* **Work instructions**: Without any pictures, copy the records below once more, exactly as they are.

**** Dataset extract ****

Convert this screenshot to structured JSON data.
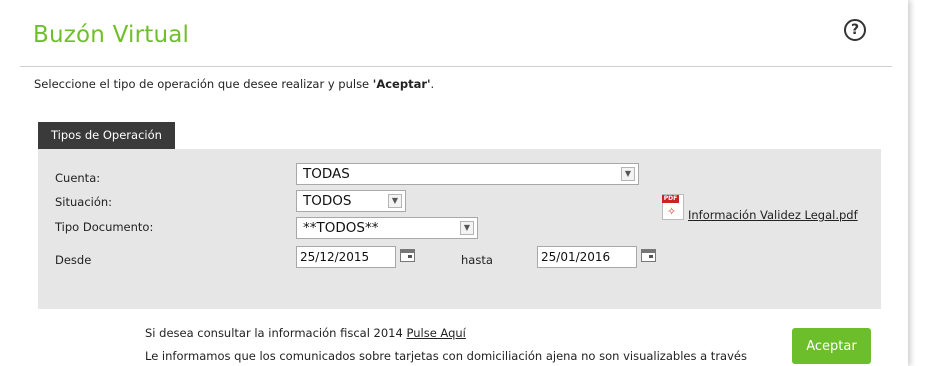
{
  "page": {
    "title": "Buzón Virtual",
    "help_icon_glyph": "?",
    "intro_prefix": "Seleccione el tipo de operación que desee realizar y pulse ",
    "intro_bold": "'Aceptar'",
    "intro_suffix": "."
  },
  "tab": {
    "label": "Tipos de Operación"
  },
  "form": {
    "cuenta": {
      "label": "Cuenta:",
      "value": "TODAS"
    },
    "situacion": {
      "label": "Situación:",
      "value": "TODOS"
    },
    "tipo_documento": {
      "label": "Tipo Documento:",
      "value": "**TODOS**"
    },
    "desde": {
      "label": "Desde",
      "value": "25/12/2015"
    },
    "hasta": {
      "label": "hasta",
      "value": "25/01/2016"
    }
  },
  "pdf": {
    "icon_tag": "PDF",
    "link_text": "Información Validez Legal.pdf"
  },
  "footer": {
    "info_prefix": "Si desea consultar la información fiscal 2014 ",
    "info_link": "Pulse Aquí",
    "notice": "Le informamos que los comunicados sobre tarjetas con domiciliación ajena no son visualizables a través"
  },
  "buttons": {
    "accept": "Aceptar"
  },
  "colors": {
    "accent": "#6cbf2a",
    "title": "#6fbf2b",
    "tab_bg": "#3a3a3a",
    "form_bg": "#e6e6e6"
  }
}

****

* **Exercise answer**:
Convert this screenshot to structured JSON data.
{
  "page": {
    "title": "Buzón Virtual",
    "help_icon_glyph": "?",
    "intro_prefix": "Seleccione el tipo de operación que desee realizar y pulse ",
    "intro_bold": "'Aceptar'",
    "intro_suffix": "."
  },
  "tab": {
    "label": "Tipos de Operación"
  },
  "form": {
    "cuenta": {
      "label": "Cuenta:",
      "value": "TODAS"
    },
    "situacion": {
      "label": "Situación:",
      "value": "TODOS"
    },
    "tipo_documento": {
      "label": "Tipo Documento:",
      "value": "**TODOS**"
    },
    "desde": {
      "label": "Desde",
      "value": "25/12/2015"
    },
    "hasta": {
      "label": "hasta",
      "value": "25/01/2016"
    }
  },
  "pdf": {
    "icon_tag": "PDF",
    "link_text": "Información Validez Legal.pdf"
  },
  "footer": {
    "info_prefix": "Si desea consultar la información fiscal 2014 ",
    "info_link": "Pulse Aquí",
    "notice": "Le informamos que los comunicados sobre tarjetas con domiciliación ajena no son visualizables a través"
  },
  "buttons": {
    "accept": "Aceptar"
  },
  "colors": {
    "accent": "#6cbf2a",
    "title": "#6fbf2b",
    "tab_bg": "#3a3a3a",
    "form_bg": "#e6e6e6"
  }
}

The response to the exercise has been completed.